On August 6, 2015, the President signed into law the Notice Act, a law that requires both acute and critical access hospitals to provide written and oral notification to beneficiaries who receive observation services for more than 24 hours. This notification must be given to the beneficiary no later than 36 hours after the beneficiary begins receiving such services, or upon release from the hospital, if sooner. The Act becomes effective 12 months after its enactment.

The oral notification simply must explain the written notification, which must include an explanation of the following:

  1. The status of the beneficiary as an outpatient receiving observation services and not as an inpatient;
  2. The reasons for such status;
  3. The implications of such status (for example, cost-sharing requirements); and
  4. Any additional information the Secretary of Health and Human Services deems appropriate.

The beneficiary must sign the written notification acknowledging receipt of it, or, if the beneficiary refuses to sign it, the staff member presenting the notification must sign it and must include (i) the name and title of the staff member, (ii) a certification that the notification was presented, and (iii) the date and time the notification was presented to the beneficiary.
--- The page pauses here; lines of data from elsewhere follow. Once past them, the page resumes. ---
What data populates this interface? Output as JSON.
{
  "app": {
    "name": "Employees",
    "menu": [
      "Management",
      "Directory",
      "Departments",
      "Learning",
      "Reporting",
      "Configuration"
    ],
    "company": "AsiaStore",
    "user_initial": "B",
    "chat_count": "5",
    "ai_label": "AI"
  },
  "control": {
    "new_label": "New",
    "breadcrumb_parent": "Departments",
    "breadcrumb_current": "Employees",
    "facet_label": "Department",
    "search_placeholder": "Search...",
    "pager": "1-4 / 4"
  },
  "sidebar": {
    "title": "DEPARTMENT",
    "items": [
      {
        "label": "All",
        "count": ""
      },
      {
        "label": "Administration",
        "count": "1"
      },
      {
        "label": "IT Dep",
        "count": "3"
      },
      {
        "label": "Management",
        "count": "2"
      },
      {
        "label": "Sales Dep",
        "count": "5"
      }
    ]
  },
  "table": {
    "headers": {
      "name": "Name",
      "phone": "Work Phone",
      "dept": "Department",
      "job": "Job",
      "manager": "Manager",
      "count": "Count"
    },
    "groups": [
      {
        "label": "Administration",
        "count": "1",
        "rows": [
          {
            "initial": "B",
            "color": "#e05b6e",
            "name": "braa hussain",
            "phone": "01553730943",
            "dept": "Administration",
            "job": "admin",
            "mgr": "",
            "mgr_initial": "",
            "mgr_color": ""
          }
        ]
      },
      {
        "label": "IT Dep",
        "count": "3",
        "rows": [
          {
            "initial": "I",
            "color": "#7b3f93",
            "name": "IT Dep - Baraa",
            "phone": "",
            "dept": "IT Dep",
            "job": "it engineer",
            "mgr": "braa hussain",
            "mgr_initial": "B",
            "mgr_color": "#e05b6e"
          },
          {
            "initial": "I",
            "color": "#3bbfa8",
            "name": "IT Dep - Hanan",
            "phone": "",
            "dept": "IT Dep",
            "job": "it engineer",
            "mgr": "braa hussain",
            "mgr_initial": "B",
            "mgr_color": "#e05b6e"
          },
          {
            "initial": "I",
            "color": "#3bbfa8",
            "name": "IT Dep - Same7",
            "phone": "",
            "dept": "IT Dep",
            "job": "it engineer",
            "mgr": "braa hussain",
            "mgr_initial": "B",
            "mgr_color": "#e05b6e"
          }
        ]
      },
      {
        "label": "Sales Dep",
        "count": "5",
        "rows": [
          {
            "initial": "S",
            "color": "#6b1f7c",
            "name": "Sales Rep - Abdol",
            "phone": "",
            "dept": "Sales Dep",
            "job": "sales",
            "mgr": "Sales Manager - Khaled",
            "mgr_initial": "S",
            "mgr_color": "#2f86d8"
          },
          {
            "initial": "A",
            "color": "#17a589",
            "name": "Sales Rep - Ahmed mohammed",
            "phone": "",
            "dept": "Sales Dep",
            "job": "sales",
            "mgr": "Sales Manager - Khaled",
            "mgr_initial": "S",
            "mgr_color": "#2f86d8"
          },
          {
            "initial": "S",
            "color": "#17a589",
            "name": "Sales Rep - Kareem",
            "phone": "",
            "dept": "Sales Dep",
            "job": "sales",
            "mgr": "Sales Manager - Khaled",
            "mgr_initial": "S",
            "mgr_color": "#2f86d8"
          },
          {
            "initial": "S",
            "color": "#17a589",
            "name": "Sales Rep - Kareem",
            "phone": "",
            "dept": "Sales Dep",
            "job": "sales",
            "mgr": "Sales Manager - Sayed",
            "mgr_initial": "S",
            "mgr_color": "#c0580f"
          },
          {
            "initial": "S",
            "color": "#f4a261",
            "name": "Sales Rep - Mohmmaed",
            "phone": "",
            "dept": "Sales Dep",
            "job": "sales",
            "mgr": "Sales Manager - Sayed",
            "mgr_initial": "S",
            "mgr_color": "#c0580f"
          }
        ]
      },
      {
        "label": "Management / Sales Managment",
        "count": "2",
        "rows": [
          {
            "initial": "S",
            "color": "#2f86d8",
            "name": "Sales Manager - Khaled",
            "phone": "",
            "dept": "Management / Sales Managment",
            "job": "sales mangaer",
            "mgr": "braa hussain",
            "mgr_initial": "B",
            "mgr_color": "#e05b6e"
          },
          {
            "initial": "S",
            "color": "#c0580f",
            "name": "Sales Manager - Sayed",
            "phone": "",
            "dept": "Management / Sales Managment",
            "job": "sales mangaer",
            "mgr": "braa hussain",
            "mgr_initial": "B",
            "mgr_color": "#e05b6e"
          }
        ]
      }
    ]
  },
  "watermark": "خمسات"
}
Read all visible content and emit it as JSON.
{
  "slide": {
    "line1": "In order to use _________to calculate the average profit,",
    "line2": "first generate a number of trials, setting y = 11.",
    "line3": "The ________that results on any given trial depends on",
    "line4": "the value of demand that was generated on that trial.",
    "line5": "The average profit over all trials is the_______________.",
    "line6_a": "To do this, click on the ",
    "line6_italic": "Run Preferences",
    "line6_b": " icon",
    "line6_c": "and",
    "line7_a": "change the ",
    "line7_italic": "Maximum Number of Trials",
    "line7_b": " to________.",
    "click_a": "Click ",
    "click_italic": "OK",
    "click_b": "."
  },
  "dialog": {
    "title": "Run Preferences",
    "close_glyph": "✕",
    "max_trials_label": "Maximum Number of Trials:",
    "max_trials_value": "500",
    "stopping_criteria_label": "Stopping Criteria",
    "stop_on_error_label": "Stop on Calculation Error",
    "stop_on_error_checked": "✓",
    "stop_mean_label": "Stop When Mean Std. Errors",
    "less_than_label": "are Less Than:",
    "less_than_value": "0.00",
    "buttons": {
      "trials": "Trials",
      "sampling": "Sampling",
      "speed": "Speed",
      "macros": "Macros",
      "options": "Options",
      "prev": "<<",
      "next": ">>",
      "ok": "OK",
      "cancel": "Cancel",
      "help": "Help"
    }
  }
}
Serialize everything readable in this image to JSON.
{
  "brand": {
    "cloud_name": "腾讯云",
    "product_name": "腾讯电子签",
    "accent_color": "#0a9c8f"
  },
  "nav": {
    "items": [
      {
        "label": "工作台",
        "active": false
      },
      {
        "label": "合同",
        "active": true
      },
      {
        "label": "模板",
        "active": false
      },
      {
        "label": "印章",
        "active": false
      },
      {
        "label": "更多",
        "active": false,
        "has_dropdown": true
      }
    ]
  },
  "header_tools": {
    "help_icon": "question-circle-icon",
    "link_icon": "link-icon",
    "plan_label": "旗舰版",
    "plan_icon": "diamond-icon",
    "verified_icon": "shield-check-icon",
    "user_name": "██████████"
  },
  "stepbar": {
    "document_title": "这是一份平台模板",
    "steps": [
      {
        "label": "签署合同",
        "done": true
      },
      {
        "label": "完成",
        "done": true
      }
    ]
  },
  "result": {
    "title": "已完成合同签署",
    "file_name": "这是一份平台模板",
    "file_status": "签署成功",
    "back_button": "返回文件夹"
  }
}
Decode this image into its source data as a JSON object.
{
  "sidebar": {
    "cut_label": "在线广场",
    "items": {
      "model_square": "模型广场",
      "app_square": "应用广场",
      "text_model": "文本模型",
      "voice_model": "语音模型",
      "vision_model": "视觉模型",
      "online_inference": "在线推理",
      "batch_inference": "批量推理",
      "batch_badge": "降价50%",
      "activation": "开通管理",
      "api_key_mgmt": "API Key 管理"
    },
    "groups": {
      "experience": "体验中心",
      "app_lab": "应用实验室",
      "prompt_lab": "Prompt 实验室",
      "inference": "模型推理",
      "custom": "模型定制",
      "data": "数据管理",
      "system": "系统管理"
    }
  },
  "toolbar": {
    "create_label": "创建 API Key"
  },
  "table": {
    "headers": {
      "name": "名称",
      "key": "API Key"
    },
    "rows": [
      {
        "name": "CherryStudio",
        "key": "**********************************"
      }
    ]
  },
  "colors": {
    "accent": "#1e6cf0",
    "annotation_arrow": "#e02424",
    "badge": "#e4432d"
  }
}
The Notice Act leaves open the opportunity for the Centers for Medicare and Medicaid Services (“CMS”) to expand and expound on the requirements of the Act, including the details of and the implications to include in the written notification and, particularly, details of what implications must be disclosed to the beneficiary. Hospitals, therefore, should remain aware of future regulations proposed by CMS once the implementation date draws nearer, at which point hospitals should begin preparing appropriate forms for hospital staff to utilize for beneficiaries receiving observation services. Hospitals should also take this time to consider their policies with regard to beneficiary cost-sharing and ensure that those policies comport with federal and state law, particularly regarding waivers and reductions to Part B cost-sharing that might implicate the federal Anti-Kickback Law.